Last week, a brand new smartphone concept was released at a conference in Washington. But this was by no means a consumer conference. The show was the Association for Unmanned Vehicle Systems International (AUVSI) expo, a non-profit organisation specialising in unmanned systems and robotics.
FLIR, the company behind the ‘big reveal’ at AUVSI, demonstrated its brainwave for a special iPhone cover that could bring thermal heat imaging technology to consumers’ mobile phones. With the FLIR device strapped on to an iPhone, it will be possible to spot a person from 300 yards away in the dark, bringing fundamental military technology straight to your fingertips. Quite what you’d be doing with this tech, other than stalking someone in the middle of the night, is another matter.
And that’s where the debate sets in – can we class this as an ‘innovative smartphone concept’? Or just something that’s attempting to tie itself to a flourishing and prosperous market for the sake of it?
Technology can often be wrongfully stamped as being ‘innovative’, when in reality it’s just been created for the sake of a new invention. Some might say that if a product or gadget doesn’t really have a clear user requirement – such as the FLIR case or Samsung’s ‘flexible screen’ – it might struggle to stand up as an innovative and unique feature for consumers.

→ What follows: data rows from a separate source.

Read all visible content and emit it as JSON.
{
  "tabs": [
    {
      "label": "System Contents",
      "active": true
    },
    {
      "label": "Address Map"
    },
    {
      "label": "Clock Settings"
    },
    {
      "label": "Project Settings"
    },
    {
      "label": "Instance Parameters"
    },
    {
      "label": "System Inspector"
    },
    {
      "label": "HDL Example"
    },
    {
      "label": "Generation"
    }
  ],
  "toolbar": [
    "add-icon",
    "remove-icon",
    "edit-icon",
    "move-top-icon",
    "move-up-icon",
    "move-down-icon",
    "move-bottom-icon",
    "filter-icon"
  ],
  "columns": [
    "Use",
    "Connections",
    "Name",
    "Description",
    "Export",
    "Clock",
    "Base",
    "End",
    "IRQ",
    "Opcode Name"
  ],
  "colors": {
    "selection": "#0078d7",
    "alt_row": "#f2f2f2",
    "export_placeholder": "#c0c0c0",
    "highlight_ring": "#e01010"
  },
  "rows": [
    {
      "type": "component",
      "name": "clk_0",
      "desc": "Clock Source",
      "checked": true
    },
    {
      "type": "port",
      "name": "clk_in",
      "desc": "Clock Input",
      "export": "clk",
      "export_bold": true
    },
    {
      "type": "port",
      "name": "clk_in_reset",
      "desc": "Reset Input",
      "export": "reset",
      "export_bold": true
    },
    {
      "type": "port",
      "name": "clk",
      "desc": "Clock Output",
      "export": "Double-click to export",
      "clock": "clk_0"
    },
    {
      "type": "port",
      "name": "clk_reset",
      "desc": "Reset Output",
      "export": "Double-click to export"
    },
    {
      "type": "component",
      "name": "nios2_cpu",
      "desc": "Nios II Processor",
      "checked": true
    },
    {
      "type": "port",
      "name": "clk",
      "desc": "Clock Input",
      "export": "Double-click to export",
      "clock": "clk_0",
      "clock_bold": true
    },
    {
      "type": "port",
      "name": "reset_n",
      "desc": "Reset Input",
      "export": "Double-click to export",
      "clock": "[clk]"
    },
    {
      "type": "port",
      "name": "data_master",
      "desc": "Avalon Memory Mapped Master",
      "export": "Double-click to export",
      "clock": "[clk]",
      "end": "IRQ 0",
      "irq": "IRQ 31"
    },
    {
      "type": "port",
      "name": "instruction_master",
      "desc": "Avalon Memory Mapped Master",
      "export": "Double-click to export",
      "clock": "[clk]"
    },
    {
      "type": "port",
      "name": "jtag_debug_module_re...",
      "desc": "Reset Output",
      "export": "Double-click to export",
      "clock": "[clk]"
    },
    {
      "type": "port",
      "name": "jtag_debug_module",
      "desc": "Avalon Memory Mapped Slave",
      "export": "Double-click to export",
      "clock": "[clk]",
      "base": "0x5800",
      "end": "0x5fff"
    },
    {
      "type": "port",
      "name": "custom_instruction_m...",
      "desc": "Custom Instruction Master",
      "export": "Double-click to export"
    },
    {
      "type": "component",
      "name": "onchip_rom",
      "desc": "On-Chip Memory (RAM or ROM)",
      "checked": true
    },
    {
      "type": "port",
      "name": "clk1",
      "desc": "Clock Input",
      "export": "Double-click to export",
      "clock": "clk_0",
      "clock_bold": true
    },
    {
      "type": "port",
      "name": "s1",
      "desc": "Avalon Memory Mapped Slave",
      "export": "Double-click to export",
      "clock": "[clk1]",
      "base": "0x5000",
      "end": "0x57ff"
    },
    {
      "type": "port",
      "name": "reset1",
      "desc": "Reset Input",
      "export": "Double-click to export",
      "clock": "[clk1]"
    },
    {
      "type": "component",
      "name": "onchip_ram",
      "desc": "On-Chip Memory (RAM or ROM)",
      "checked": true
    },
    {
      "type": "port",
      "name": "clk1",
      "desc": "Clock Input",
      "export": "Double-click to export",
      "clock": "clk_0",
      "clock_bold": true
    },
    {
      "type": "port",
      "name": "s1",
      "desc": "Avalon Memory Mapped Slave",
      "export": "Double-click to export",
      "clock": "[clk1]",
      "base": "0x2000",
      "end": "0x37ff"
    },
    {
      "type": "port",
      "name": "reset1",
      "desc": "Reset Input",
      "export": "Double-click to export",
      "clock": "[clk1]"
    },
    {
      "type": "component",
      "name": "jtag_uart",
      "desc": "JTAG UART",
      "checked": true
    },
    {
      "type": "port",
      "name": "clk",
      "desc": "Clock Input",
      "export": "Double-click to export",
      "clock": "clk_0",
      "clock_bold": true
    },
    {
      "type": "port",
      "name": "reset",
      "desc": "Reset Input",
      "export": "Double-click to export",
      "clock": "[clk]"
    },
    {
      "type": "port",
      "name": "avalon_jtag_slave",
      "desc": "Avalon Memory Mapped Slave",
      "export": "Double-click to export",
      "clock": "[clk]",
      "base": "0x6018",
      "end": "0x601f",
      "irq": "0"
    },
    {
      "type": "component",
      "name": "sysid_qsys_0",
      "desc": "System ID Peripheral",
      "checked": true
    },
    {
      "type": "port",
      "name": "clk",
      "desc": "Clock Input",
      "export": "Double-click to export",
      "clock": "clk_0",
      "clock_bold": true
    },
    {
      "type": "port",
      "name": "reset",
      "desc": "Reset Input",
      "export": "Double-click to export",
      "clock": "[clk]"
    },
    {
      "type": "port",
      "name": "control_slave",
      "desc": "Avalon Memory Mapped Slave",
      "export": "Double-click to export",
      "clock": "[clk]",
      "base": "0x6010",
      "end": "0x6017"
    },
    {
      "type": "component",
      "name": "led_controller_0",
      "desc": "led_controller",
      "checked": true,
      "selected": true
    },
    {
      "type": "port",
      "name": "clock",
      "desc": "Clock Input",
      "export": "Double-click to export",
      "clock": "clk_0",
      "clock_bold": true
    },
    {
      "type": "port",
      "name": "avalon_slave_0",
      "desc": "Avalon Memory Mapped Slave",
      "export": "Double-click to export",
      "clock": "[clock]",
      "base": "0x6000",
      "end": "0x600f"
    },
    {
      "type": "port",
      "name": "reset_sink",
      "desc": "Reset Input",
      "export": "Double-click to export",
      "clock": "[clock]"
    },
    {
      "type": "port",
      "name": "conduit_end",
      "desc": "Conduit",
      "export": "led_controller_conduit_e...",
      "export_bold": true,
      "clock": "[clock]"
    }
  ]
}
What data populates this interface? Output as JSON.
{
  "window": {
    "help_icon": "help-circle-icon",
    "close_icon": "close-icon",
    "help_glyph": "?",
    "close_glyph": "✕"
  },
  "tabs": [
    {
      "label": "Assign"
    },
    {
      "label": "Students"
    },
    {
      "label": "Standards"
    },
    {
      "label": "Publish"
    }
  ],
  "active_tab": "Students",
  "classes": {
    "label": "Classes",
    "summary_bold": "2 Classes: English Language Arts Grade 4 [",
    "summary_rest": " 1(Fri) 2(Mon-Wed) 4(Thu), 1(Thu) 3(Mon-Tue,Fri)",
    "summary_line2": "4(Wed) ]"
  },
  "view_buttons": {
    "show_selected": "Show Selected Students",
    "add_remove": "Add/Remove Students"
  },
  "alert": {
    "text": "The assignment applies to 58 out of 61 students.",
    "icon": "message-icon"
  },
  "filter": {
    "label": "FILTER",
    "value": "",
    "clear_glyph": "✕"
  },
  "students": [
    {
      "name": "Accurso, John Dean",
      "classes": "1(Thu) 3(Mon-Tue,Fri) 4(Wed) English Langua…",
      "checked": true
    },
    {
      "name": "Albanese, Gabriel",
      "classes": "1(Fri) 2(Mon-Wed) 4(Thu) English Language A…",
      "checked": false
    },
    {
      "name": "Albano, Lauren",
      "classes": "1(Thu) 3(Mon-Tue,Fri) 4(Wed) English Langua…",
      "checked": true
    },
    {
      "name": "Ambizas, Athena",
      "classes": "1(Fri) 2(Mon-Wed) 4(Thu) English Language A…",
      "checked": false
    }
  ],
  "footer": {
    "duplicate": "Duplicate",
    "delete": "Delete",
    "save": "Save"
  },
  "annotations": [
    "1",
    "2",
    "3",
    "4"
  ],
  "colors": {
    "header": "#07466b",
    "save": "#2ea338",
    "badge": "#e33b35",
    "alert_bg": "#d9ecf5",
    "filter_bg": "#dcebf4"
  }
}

Despite this, it’s still common practice for industries outside of the mobile market to deliver innovative concepts that successfully utilise smartphone technology. The medical industry is a good example of this, understanding how portable devices such as iPhones can also host imaging technology – such as ultrasounds and X-rays – to save lives in third world countries.
Perhaps the medical industry can stand above the rest when it comes to consumers judging what’s truly innovative. It’s much easier for us to accept something as pioneering – even if it’s still in concept phase – when it has a meaningful purpose, such as preventing death. Smartphone cases that let us see in the dark are understandably going to need a little more convincing.
However, a key element of innovation is to freshen our minds and revitalise our experiences. And this isn’t easy when a product is still in development stage – an idea that is floating, static in the air and located in limbo. Can we truly tell this is going to happen before we’ve even used a phone with these features readily available?
‘State-of-the-art’ smartphone concepts, including 3D, imaging or even augmented reality, will be hitting our devices over the next few years. It may be that consumers can only determine a product’s true innovation after it has been placed directly into their hands.
photo credit: Johan Larsson